But when I mentioned that to Harry Mathews all those years ago, he replied that he thought I was wrong. So I turn to you, readers: who’s right, me or Mathews?


  1. You're definitely right. Perhaps Matthews was doing an N+x on adjectives, whereby 'wrong' becomes 'right'?

  2. My gut reaction is that N+7 would be much more productive if you did not apply the rule to pronouns. "She" will occur many times in the text, and to have each of those become "shearwater" seems like it would get old quick. I think off hand that you are right about coming back to your starting point but I'm not sure how I would go about proving this -- it seems self-evident.

  3. Anonymous6:41 PM

    You're absolutely right.
    An easy way to prove it to someone would be to make up a dictionary that only has 5 words and play N+2, N+3 and N+4.

  4. No, I see Mathews' point, it depends on how you think of a book (codex!) - if the end isn't 'joined' to the beginning, i.e. if all books aren't ourobouroses, then there is no point thinking about it this way! And really all books aren't ourobouroses, or else it wouldn't be the case that there's something special about Finnegan's Wake ending with a sentence that then is finished out in the beginning...

  5. I think you've got a really good point, Jenny, one that I'm sort of embarrassed I hadn't thought of myself. But if I remember the e-mail correspondence with Mathews clearly (it was way back in 1998, so god knows), he seemed to object not to the wrapping around of the book but to the math.

    Modesto Kid, I think you've got a good idea regarding pronouns. I don't have my Compendium in front of me, so I don't know whether that's addressed in the N+7 entry.

    And everyone: thanks for reassuring me that my math skills haven't completely atrophied. It's an easy downhill from High School Math Team if you go straight into the English Department at college.

  6. Yes, the question is what N+7 does with the last seven nouns in the dictionary. Does "zyzzyva" go to "abaci" and "zymosan" to "aardwolf"? (American Heritage Dictionary, 3d ed.) As a chance-method type myself, I would say definitely not: "zyzzyva" goes to "reconstruction" (the seventh noun in the afterword, "Indo-European and the Indo-Europeans" by Calvert Watkins); any other dictionary has words after the last seven keywords, in an afterword, appendix, as a last resort on the back jacket flap or back cover. I'm with Jenny Davidson.

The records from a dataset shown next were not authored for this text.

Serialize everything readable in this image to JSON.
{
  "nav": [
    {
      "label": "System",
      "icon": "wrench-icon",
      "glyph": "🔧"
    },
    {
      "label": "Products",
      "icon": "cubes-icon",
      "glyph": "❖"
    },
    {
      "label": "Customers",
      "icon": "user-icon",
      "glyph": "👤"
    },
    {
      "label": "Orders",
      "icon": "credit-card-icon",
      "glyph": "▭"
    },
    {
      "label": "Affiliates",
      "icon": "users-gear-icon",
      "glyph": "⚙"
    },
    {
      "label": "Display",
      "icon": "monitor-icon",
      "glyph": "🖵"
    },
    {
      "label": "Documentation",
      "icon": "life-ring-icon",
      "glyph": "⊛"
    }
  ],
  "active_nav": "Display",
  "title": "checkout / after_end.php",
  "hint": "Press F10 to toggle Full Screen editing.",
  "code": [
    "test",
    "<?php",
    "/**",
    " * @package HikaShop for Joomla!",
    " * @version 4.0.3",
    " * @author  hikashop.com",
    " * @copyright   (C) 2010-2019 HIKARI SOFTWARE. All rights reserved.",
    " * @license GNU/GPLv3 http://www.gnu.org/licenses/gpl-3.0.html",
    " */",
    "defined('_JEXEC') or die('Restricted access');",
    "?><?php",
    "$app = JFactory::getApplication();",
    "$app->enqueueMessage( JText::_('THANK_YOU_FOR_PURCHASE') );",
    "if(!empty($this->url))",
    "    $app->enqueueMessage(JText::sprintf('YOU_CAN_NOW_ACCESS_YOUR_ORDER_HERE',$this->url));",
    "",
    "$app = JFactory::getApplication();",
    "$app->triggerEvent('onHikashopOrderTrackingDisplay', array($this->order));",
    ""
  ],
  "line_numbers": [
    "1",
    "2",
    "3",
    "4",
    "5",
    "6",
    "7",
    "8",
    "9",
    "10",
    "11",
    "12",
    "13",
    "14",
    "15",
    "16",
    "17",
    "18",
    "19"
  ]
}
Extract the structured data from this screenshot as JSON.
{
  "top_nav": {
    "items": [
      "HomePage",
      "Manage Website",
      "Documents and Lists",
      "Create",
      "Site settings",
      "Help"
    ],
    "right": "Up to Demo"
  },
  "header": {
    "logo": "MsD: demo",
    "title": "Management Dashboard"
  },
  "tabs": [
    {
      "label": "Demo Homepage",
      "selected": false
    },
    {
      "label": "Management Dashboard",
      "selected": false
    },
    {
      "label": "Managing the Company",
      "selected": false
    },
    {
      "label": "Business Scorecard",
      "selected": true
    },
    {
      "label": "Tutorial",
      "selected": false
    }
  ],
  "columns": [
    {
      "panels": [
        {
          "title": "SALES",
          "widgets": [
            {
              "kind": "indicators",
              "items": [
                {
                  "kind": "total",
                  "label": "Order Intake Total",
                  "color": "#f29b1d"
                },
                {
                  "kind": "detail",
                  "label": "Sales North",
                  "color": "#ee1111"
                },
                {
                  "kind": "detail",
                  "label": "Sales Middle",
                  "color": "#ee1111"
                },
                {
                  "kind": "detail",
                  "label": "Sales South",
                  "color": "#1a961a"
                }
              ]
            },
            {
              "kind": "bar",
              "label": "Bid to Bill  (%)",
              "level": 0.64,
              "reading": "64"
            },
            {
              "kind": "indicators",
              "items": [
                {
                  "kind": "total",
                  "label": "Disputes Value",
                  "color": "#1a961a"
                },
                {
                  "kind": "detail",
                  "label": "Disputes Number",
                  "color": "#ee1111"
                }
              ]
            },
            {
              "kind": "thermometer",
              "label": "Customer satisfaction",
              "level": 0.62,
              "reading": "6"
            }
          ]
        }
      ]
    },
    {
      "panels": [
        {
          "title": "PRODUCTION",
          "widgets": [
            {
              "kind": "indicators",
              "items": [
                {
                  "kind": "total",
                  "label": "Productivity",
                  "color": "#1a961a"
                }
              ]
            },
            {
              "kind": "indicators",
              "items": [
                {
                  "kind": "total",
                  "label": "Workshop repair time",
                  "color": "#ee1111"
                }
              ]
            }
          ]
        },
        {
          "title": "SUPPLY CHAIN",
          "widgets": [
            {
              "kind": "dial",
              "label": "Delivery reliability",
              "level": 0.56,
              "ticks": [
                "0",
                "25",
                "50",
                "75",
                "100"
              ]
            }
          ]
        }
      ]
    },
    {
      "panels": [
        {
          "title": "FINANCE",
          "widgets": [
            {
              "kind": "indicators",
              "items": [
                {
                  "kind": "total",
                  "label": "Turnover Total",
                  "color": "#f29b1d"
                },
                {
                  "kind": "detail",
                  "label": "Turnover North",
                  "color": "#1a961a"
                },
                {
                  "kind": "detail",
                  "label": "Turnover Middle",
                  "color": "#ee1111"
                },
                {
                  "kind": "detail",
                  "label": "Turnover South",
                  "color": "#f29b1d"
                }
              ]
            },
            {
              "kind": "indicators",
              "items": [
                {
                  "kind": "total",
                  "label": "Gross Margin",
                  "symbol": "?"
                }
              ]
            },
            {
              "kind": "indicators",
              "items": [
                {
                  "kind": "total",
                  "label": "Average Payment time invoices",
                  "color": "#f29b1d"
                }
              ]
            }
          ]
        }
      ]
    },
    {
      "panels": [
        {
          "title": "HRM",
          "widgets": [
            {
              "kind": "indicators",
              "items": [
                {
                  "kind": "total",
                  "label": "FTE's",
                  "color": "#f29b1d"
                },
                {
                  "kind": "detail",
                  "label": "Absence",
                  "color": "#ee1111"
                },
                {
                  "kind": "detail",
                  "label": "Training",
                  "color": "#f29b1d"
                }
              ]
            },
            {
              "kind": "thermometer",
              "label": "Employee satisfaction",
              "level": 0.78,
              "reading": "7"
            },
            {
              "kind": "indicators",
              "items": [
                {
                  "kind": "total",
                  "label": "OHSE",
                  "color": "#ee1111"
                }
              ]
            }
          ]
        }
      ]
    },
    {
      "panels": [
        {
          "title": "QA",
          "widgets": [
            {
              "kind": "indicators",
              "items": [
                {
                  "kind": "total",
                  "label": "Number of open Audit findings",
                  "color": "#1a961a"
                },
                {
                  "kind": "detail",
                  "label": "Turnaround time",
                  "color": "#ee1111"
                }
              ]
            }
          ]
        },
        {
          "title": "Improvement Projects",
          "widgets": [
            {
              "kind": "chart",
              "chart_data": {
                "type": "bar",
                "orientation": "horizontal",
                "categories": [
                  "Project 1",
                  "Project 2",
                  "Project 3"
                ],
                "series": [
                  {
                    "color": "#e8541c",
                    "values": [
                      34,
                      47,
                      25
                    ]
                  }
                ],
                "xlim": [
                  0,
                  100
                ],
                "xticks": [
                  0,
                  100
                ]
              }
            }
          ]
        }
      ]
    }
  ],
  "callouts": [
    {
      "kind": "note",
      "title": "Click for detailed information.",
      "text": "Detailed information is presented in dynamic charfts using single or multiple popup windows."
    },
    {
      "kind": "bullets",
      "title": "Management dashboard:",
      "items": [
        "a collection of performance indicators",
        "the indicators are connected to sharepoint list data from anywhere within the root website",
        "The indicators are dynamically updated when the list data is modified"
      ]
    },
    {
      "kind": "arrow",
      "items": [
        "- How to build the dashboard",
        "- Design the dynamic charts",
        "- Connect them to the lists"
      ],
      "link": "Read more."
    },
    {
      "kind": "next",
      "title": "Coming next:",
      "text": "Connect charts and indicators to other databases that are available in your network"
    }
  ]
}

  7. Anonymous3:56 PM

    Right, Damion. And after you run out of nouns on the back of the dustjacket, you move to the cover of the next book on your shelf.